But Bangladesh is adamant it has its own solution. The government plans to move 100,000 refugees to Bhasan Char, a low-lying uninhabited island in the Bay of Bengal. The United Nations and aid agencies fear any refugees who are relocated to Bhasan Char — which is technically a sandbank that emerged not long ago — would be isolated from the mainland, leaving people at the mercy of severe weather events. H.T. Imam, one of Hasina’s advisors, told the media that the island wouldn’t be a “concentration camp, but there may be some restrictions.”
With the imminent monsoon season, the refugees’ future in both Bangladesh and Myanmar is uncertain. What is clear though is the devastating toll it will have on the population. “The Rohingya are running away to be safe, and now another thing is threatening their lives. That sense of protection they had [here] will be totally lost,” says Olga Rebolledo, an IOM mental health worker.
And the monsoon season could get worse if aid agencies don’t secure more funding soon. In March, aid organizations launched the joint response plan, seeking more than $950 million in 2018. However, as of now, the response has been only 16 percent funded.
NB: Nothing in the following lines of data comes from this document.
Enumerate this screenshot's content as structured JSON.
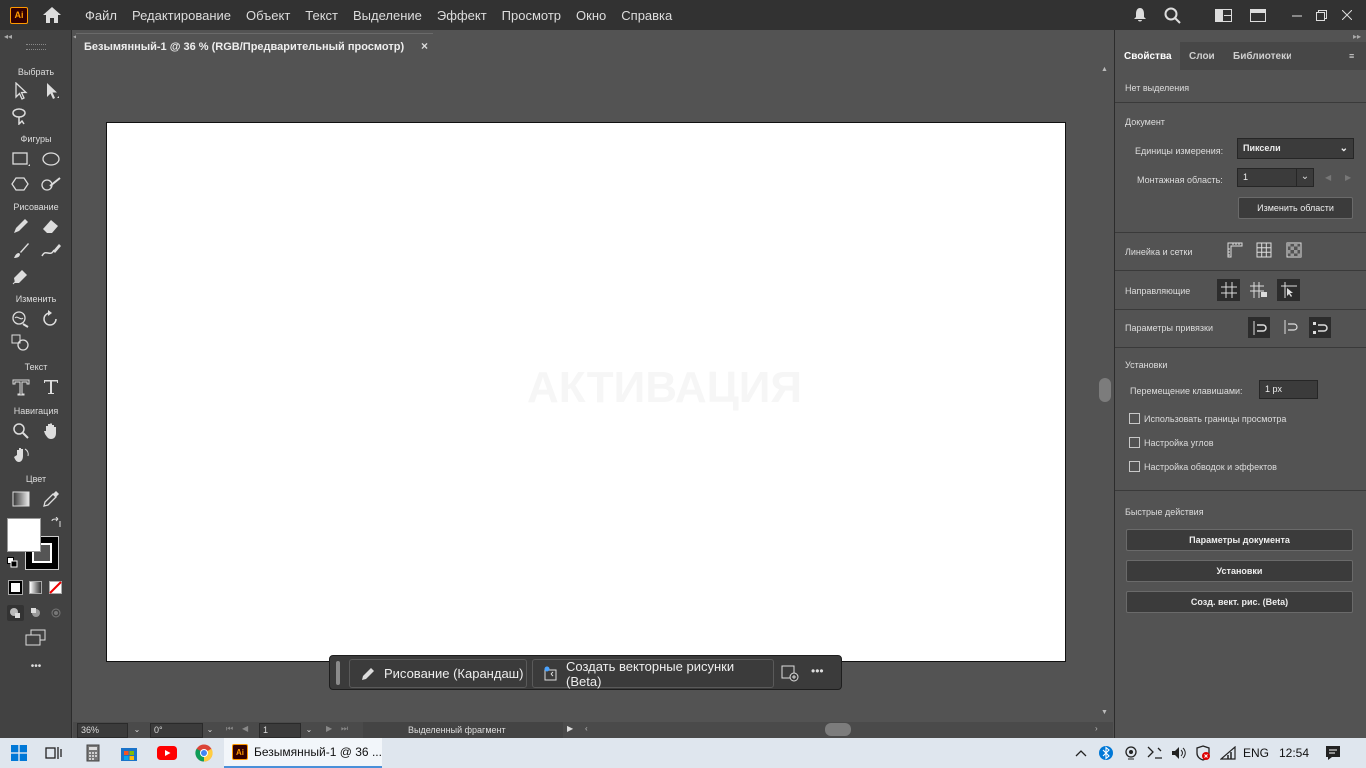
{
  "app": {
    "icon_label": "Ai"
  },
  "menu": [
    "Файл",
    "Редактирование",
    "Объект",
    "Текст",
    "Выделение",
    "Эффект",
    "Просмотр",
    "Окно",
    "Справка"
  ],
  "toolbar": {
    "sections": {
      "select": "Выбрать",
      "shapes": "Фигуры",
      "draw": "Рисование",
      "modify": "Изменить",
      "text": "Текст",
      "nav": "Навигация",
      "color": "Цвет"
    },
    "more": "•••"
  },
  "document": {
    "tab_title": "Безымянный-1 @ 36 % (RGB/Предварительный просмотр)",
    "close": "×",
    "watermark": "АКТИВАЦИЯ"
  },
  "context_bar": {
    "pencil_label": "Рисование (Карандаш)",
    "vectorize_label": "Создать векторные рисунки (Beta)",
    "more": "•••"
  },
  "statusbar": {
    "zoom": "36%",
    "rotation": "0°",
    "artboard": "1",
    "selection": "Выделенный фрагмент"
  },
  "panel": {
    "tabs": [
      "Свойства",
      "Слои",
      "Библиотеки"
    ],
    "no_selection": "Нет выделения",
    "document_heading": "Документ",
    "units_label": "Единицы измерения:",
    "units_value": "Пиксели",
    "artboard_label": "Монтажная область:",
    "artboard_value": "1",
    "edit_artboards": "Изменить области",
    "rulers_grids": "Линейка и сетки",
    "guides": "Направляющие",
    "snap": "Параметры привязки",
    "prefs_heading": "Установки",
    "keyboard_increment_label": "Перемещение клавишами:",
    "keyboard_increment_value": "1 px",
    "use_preview_bounds": "Использовать границы просмотра",
    "scale_corners": "Настройка углов",
    "scale_strokes": "Настройка обводок и эффектов",
    "quick_actions": "Быстрые действия",
    "doc_setup": "Параметры документа",
    "preferences": "Установки",
    "vectorize": "Созд. вект. рис. (Beta)"
  },
  "taskbar": {
    "app_label": "Безымянный-1 @ 36 ...",
    "lang": "ENG",
    "time": "12:54"
  },
  "colors": {
    "fill": "#ffffff",
    "stroke": "#000000",
    "accent": "#ff9a00",
    "chrome": "#323232"
  }
}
The consequences are quite clear. “If we don’t get funding, people will die,” says Fiona MacGregor, a spokeswoman for the IOM in Cox’s Bazar.
For Human Rights Watch’s Ganguly, this points to the apathy of the international community. “Everyone goes and sees the horrible situation and expresses sympathy, but nothing conclusive is happening,” she says. “The international community has to stop engaging in disaster tourism and start doing something about it.”